**Work task**: From the line with "Transcribe this image's" through the final line below, restate each line word for word and return nothing else.
---------- Data provided
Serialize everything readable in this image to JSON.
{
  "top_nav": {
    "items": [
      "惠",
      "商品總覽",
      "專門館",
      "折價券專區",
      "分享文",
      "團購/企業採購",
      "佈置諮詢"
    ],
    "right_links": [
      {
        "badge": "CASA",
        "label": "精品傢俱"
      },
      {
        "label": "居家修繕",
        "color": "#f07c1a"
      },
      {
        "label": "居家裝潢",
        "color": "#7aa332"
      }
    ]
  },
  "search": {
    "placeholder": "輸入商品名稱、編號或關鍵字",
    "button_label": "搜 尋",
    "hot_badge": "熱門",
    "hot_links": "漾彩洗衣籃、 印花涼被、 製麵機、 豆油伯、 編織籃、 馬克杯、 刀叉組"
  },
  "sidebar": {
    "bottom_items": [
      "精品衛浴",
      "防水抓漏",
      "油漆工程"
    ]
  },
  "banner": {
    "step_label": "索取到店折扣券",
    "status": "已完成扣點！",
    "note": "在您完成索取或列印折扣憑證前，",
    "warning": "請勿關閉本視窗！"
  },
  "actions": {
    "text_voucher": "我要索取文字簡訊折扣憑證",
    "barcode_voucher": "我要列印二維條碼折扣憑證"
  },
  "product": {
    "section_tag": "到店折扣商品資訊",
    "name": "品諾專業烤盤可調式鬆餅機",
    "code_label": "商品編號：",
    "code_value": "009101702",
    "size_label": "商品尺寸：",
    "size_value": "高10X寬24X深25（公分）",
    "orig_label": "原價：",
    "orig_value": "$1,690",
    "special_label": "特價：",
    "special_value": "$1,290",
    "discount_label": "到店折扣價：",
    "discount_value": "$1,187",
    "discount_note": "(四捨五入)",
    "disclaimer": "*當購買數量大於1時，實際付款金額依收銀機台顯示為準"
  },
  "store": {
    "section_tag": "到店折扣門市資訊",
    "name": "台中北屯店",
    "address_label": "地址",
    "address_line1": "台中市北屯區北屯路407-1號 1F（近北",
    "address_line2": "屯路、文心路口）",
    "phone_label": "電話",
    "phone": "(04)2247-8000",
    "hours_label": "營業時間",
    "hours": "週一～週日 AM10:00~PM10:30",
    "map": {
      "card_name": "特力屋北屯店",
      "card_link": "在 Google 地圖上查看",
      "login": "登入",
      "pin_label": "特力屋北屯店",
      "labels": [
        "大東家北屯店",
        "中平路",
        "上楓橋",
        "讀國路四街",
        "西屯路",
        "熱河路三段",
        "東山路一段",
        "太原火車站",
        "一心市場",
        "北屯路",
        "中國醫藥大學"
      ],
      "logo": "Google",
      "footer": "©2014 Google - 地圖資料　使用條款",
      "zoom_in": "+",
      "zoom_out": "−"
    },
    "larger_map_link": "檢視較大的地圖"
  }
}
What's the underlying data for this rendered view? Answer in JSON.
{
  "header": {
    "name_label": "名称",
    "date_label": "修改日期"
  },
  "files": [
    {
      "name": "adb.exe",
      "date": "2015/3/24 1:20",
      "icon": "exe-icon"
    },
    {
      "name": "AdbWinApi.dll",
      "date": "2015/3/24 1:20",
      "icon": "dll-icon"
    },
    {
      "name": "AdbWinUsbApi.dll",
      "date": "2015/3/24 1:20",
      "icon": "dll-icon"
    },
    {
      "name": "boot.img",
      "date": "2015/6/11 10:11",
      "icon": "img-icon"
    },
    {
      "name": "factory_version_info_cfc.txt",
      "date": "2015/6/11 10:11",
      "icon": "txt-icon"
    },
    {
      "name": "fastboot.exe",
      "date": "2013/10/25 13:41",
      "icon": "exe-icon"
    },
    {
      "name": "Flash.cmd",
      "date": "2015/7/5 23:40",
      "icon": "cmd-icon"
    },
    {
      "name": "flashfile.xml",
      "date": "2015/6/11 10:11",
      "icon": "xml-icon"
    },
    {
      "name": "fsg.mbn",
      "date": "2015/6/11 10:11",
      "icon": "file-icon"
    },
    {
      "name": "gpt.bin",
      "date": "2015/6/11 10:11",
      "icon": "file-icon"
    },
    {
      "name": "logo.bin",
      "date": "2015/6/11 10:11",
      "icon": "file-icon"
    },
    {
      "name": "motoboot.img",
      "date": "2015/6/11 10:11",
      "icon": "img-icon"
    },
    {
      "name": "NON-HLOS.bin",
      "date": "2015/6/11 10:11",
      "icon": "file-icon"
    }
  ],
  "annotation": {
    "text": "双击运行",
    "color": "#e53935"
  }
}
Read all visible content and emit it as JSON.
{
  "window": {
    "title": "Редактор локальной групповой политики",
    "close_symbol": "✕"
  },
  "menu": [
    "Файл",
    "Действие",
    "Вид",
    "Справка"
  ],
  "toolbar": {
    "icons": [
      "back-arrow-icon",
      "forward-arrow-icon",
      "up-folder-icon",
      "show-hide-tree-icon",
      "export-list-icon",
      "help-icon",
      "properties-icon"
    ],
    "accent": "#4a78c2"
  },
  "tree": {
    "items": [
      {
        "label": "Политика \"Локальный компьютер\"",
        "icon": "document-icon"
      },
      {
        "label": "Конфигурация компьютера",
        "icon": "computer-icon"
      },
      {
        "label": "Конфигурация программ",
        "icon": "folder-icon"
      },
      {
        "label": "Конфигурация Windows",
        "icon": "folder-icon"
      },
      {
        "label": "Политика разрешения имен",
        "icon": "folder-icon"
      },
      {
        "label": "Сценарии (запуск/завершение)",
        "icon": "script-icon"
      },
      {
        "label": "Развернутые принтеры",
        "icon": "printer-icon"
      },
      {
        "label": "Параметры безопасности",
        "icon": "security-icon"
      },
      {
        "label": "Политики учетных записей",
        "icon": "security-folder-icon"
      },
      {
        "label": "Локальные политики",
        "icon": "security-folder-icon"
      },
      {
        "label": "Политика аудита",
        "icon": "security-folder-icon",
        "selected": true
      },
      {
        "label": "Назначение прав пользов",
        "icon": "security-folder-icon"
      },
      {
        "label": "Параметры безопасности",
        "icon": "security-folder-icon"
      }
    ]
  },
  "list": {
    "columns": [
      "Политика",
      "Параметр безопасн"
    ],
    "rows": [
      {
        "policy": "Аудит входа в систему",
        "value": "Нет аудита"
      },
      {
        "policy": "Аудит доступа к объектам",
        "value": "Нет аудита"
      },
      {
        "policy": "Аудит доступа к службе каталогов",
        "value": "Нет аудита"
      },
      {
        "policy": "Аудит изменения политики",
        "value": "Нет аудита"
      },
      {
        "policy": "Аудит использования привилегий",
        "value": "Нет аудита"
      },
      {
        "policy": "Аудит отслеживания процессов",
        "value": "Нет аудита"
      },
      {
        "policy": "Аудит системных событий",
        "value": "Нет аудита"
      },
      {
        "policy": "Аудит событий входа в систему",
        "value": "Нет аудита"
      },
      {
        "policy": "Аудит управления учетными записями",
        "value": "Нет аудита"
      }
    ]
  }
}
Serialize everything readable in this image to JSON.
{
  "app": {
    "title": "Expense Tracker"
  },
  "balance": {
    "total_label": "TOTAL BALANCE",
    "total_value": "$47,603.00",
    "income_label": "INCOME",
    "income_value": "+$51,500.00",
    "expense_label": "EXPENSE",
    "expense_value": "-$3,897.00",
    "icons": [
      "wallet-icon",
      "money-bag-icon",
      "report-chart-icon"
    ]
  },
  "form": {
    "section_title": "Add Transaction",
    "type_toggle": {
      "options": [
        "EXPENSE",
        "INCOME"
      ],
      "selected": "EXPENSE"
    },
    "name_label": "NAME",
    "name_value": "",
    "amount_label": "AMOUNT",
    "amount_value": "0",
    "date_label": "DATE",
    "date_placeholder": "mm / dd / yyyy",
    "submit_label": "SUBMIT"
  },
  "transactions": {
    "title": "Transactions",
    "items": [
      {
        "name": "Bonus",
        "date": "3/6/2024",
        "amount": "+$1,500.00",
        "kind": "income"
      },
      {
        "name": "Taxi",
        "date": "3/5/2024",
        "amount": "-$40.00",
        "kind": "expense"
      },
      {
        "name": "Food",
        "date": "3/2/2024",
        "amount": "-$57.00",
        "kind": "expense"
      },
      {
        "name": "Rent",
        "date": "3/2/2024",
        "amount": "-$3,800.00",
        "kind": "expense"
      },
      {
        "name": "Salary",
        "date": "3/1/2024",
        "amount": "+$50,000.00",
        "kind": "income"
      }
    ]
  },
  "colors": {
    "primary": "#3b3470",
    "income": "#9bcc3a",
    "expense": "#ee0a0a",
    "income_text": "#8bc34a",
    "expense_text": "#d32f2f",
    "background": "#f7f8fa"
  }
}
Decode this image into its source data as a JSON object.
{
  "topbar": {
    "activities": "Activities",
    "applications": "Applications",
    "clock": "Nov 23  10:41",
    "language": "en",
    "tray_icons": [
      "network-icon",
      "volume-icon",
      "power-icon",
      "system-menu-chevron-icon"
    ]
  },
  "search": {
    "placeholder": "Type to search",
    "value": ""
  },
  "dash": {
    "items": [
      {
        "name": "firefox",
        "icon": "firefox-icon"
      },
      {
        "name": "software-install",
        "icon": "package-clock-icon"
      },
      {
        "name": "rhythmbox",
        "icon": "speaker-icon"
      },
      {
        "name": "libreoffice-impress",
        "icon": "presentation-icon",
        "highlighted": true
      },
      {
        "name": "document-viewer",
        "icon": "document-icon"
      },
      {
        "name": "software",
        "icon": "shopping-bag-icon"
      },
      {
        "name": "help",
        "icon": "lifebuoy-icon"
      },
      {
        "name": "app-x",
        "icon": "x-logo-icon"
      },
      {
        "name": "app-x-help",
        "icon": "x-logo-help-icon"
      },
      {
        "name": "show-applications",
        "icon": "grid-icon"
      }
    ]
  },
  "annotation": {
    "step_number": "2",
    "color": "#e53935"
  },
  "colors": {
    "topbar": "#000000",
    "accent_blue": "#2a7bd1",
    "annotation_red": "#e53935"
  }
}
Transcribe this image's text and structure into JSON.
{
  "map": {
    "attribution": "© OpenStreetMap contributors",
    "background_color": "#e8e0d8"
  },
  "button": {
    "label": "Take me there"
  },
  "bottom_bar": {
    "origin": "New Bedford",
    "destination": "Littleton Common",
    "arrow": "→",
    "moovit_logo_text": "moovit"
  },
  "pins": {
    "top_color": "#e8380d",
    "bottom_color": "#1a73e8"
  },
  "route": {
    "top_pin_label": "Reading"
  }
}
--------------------
**Answer below**:
Transcribe this image's text and structure into JSON.
{
  "map": {
    "attribution": "© OpenStreetMap contributors",
    "background_color": "#e8e0d8"
  },
  "button": {
    "label": "Take me there"
  },
  "bottom_bar": {
    "origin": "New Bedford",
    "destination": "Littleton Common",
    "arrow": "→",
    "moovit_logo_text": "moovit"
  },
  "pins": {
    "top_color": "#e8380d",
    "bottom_color": "#1a73e8"
  },
  "route": {
    "top_pin_label": "Reading"
  }
}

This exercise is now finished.